So, Mr. Mayor, if your town opened an airstrip today, it would right away attract two or three regulars—people who would drop in time and again: someone to visit his parents; some salesman on this regular beat; some technical man visiting the local factory. It never fails, now, where there is a landing facility, someone has regular use for it. A new airstrip would also right away produce two or three airplanes owned by people in town. This, too, never fails: open an airport, and local people buy airplanes—because they now can use airplanes. Close the airport, and airplane ownership fades out. It just isn’t attractive without a close-by place to keep the airplane. Your strip would also be used by a steady trickle of casual itinerants. But I mention the regulars because they would have an immediate effect on the quality of life in your town. Here’s an interesting question: If Gettysburg, Pennsylvania, had not had its simple little flying field, would it today have the President of the United States?
Obviously the chance of catching big fish like that for your town are not good, not enough to justify building an airstrip. But neither is one airstrip by itself, enough to make a real change in the American air facilities pattern. Let’s build 3,000 of them, make 3,000 towns air-accessible each for all others, and we shall raise flying to a new level: your strip becomes the gateway to 3,000 others, and to all present airports. At 3,000 other strips, plus at the present airports, someone can jump into an airplane and come to see you.
Keep it Close In
But the airstrip must be close to town.
The temptation will always be to “do it right,” make the runway a little longer, have two of them in cross-pattern, pave them; to have several towns team up, make it a County Airport, build a hangar, have an airport manager. All of which may be “doing it right,”but does not do anybody any particular good! At least, it adds nothing to the existing picture of air facilities.

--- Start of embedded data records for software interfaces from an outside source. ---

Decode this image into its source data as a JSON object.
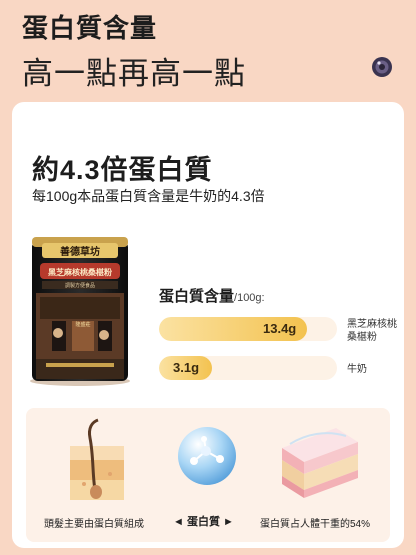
{
  "header": {
    "title": "蛋白質含量",
    "subtitle": "高一點再高一點",
    "icon": "round-badge-icon"
  },
  "main": {
    "headline": "約4.3倍蛋白質",
    "subline": "每100g本品蛋白質含量是牛奶的4.3倍"
  },
  "product": {
    "brand": "善德草坊",
    "name": "黑芝麻核桃桑椹粉",
    "tagline": "調製方便食品",
    "shop_sign": "隆盛莊"
  },
  "comparison": {
    "label": "蛋白質含量",
    "unit": "/100g:",
    "items": [
      {
        "name_line1": "黑芝麻核桃",
        "name_line2": "桑椹粉",
        "value": "13.4g",
        "fraction": 0.83
      },
      {
        "name_line1": "牛奶",
        "name_line2": "",
        "value": "3.1g",
        "fraction": 0.3
      }
    ]
  },
  "bottom": {
    "left_caption": "頭髮主要由蛋白質組成",
    "center_caption": "◄ 蛋白質 ►",
    "right_caption": "蛋白質占人體干重的54%"
  },
  "colors": {
    "background": "#f9d7c4",
    "bar_fill": "#f3c24f",
    "panel": "#fdf1e8"
  }
}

How close is close-in? It depends on the size of the town. Willy-nilly, for the big cities one accepts a long ride. But we’re not talking about the big cities. For an ordinary town, ten miles is too far out! The visitor would not call that town “air-accessible.” Distance between field and town counts double: you have to phone for a taxi, and wait for it to come out; then you still have to ride in. So, a ten mile distance may use up 45 minutes. This is 13 mph, it is ten times as slow as the slowest airplanes now on the market! It is as if there were a law that, every time you use your car, you must do the last mile on foot. And as aviation progresses and airplanes get faster, this delay will become more absurd. The strip really should be in town; and that’s where progressive cities have put them: Chicago, Cleveland, Milwaukee. Most other towns and cities will do this later, at great expense to the taxpayer. Meanwhile, the place to put the airstrip is just outside the built-up area of town.
Noise? People’s thinking goes back right away to the regular airport complete with flying school and maintenance base. Even a small one can annoy some neighbors—those who are pre-disposed to be annoyed. The light aircraft that use it aren’t very noisy but they go round and round the same pattern all day long. By contrast to these training and maintenance operations, the coming and going of small airplanes in actual use is hardly noticeable. The arriving ship is almost noiseless, its engines throttled back. The departing airplane is, of course, noisier. But he, too, climbs and is on his way.
So the small airstrip is a good neighbor, and can be close in.
Those roadbuilding crews, will be out there soon, right near the proper site. Why not use them?
Ten years from now, what will we wish we had done?